Thongs and Octopus accept a job from their landlord: kidnap a baby. Soon, the baby awakens strong paternal feelings in the two crooks, leading to complications when it comes to handing him over to his possibly crazy gang boss grandfather.
Archeologist Jack keeps having reoccurring dreams of a past life, where he is the great General Meng Yi, who is sworn to protect a Korean Princess named Ok-Soo. Jack decides to go investigate everything with his friend William.
A hero cop accidentally leads his team into a trap from which he is the only survivor. Drowning his guilt in booze, he is eventually assigned a new younger partner who turns out to have his own secrets.
At a Hong Kong shopping center, Buck Yuen's (Jackie Chan's) intuition warns him. He saves a robbery's loot and gets on television, ends up in Istanbul via South Korea, and accidentally becomes a spy. Fortunately, he knows Kung Fu.
An American teenager who is obsessed with Hong Kong cinema and kung-fu classics makes an extraordinary discovery in a Chinatown pawnshop: the legendary stick weapon of the Chinese sage and warrior, the Monkey King. With the lost relic in hand, the teenager unexpectedly finds himself traveling back to ancient China to join a crew of warriors from martial arts lore on a dangerous quest to free the imprisoned Monkey King.Written by
When the time came to film the cherry blossom scene, the filmmakers were horrified to find the all the plants had gone bare in the meantime. The crew was ordered to glue thousands of fake blossoms to the branches. See more »
The silent Monk tells Jason they should attack "In two nights, when the moon will be darker." But later that night in the balcony scene with Jason and Golden Sparrow the moon is clearly waxing, and will be almost half full in two nights - brighter not darker. See more »
That's all you have to know to want to see this movie. Contrasting and complementary and ... the best. Add Director of Photography Peter Pau (Crouching Tiger, Hidden Dragon) and Martial Arts Choreographer Woo-ping Yuen (Fearless, Unleashed, Kill Bill, The Matrix, Crouching Tiger, Hidden Dragon, Once Upon A Time In China) and you have what it takes for an excellent presentation. Woo-ping has worked extensively with Jackie and in this movie has formed a solid relationship with Jet.
Li Bing-Bing and Liu Yifei are two young actresses of surpassing beauty.
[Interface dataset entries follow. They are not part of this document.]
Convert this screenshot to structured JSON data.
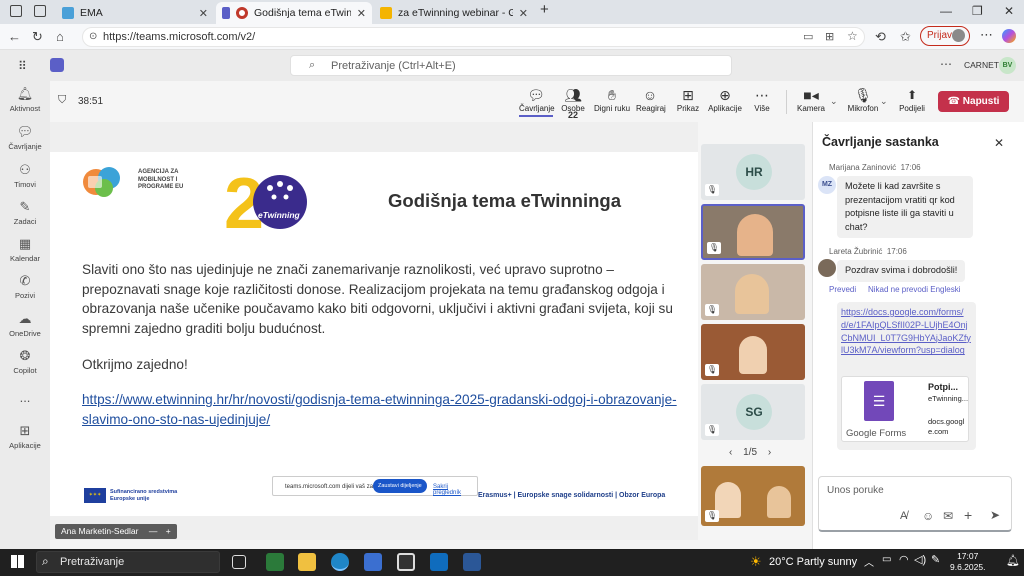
{
  "browser": {
    "tabs": [
      {
        "label": "EMA",
        "color": "#4aa0d8"
      },
      {
        "label": "Godišnja tema eTwinninga k",
        "color": "#c0392b"
      },
      {
        "label": "za eTwinning webinar - Google p",
        "color": "#f4b400"
      }
    ],
    "url": "https://teams.microsoft.com/v2/",
    "signin_label": "Prijava"
  },
  "teams": {
    "search_placeholder": "Pretraživanje (Ctrl+Alt+E)",
    "org": "CARNET",
    "user_initials": "BV",
    "rail": [
      {
        "label": "Aktivnost",
        "icon": "bell-icon"
      },
      {
        "label": "Čavrljanje",
        "icon": "chat-icon"
      },
      {
        "label": "Timovi",
        "icon": "teams-icon"
      },
      {
        "label": "Zadaci",
        "icon": "tasks-icon"
      },
      {
        "label": "Kalendar",
        "icon": "calendar-icon"
      },
      {
        "label": "Pozivi",
        "icon": "phone-icon"
      },
      {
        "label": "OneDrive",
        "icon": "cloud-icon"
      },
      {
        "label": "Copilot",
        "icon": "copilot-icon"
      },
      {
        "label": "...",
        "icon": "more-icon"
      },
      {
        "label": "Aplikacije",
        "icon": "plus-icon"
      }
    ],
    "meeting": {
      "timer": "38:51",
      "tools": [
        {
          "label": "Čavrljanje",
          "icon": "chat-icon"
        },
        {
          "label": "Osobe",
          "icon": "people-icon",
          "count": "22"
        },
        {
          "label": "Digni ruku",
          "icon": "hand-icon"
        },
        {
          "label": "Reagiraj",
          "icon": "smile-icon"
        },
        {
          "label": "Prikaz",
          "icon": "grid-icon"
        },
        {
          "label": "Aplikacije",
          "icon": "plus-icon"
        },
        {
          "label": "Više",
          "icon": "more-icon"
        },
        {
          "label": "Kamera",
          "icon": "camera-icon"
        },
        {
          "label": "Mikrofon",
          "icon": "mic-off-icon"
        },
        {
          "label": "Podijeli",
          "icon": "share-icon"
        }
      ],
      "leave_label": "Napusti",
      "presenter": "Ana Marketin-Sedlar"
    }
  },
  "slide": {
    "logo_text": "AGENCIJA ZA MOBILNOST I PROGRAME EU",
    "etwinning_text": "eTwinning",
    "title": "Godišnja tema eTwinninga",
    "body": "Slaviti ono što nas ujedinjuje ne znači zanemarivanje raznolikosti, već upravo suprotno – prepoznavati snage koje različitosti donose. Realizacijom projekata na temu građanskog odgoja i obrazovanja naše učenike poučavamo kako biti odgovorni, uključivi i aktivni građani svijeta, koji su spremni zajedno graditi bolju budućnost.",
    "cta": "Otkrijmo zajedno!",
    "link": "https://www.etwinning.hr/hr/novosti/godisnja-tema-etwinninga-2025-gradanski-odgoj-i-obrazovanje-slavimo-ono-sto-nas-ujedinjuje/",
    "eu_text": "Sufinancirano sredstvima Europske unije",
    "footer_programs": "Erasmus+  |  Europske snage solidarnosti  |  Obzor Europa",
    "share_notice": "teams.microsoft.com dijeli vaš zaslon.",
    "share_stop": "Zaustavi dijeljenje",
    "share_hide": "Sakrij pregledník"
  },
  "videos": {
    "tiles": [
      {
        "initials": "HR"
      },
      {
        "initials": ""
      },
      {
        "initials": ""
      },
      {
        "initials": ""
      },
      {
        "initials": "SG"
      }
    ],
    "pager": "1/5"
  },
  "chat": {
    "title": "Čavrljanje sastanka",
    "messages": [
      {
        "author": "Marijana Zaninović",
        "time": "17:06",
        "initials": "MZ",
        "text": "Možete li kad završite s prezentacijom vratiti qr kod potpisne liste ili ga staviti u chat?"
      },
      {
        "author": "Lareta Žubrinić",
        "time": "17:06",
        "text": "Pozdrav svima i dobrodošli!",
        "translate": "Prevedi",
        "no_translate": "Nikad ne prevodi Engleski"
      }
    ],
    "link_message": "https://docs.google.com/forms/d/e/1FAIpQLSfII02P-LUjhE4OnjCbNMUI_L0T7G9HbYAjJaoKZfylU3kM7A/viewform?usp=dialog",
    "card_title": "Potpi...",
    "card_desc": "eTwinning...",
    "card_domain": "docs.google.com",
    "card_brand": "Google Forms",
    "input_placeholder": "Unos poruke"
  },
  "taskbar": {
    "search": "Pretraživanje",
    "weather": "20°C  Partly sunny",
    "time": "17:07",
    "date": "9.6.2025."
  }
}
This is only Liu's third movie, but she has really come into her own with a very convincing presence and acting ability. She is strongly reminiscent of Zhang Ziyi when she exploded on the scene some 8 years earlier. Li is better known, at least in China, where she is an established star. Here she is cast against type, as an evil villain, and she seems totally at home in this role, which she carries off with style.
Michael Angarano seems to be confined by his role as written, which is stereotyped and not too interesting or endearing. Unquestionably he is capable of a fine performance, as he shows in Black Irish. Here we see only brief glimpses of his talent. It is too bad, and the failure to bring out his potential is the greatest disappointment of The Forbidden Kingdom.
Nonetheless, this film deserves a high rating, primarily on the strength of Jet and Jackie, but also the wonderful new Liu. It was worth the long, long wait to see Jet and Jackie fighting.
6 of 6 people found this review helpful.
Was this review helpful to you?
| Report this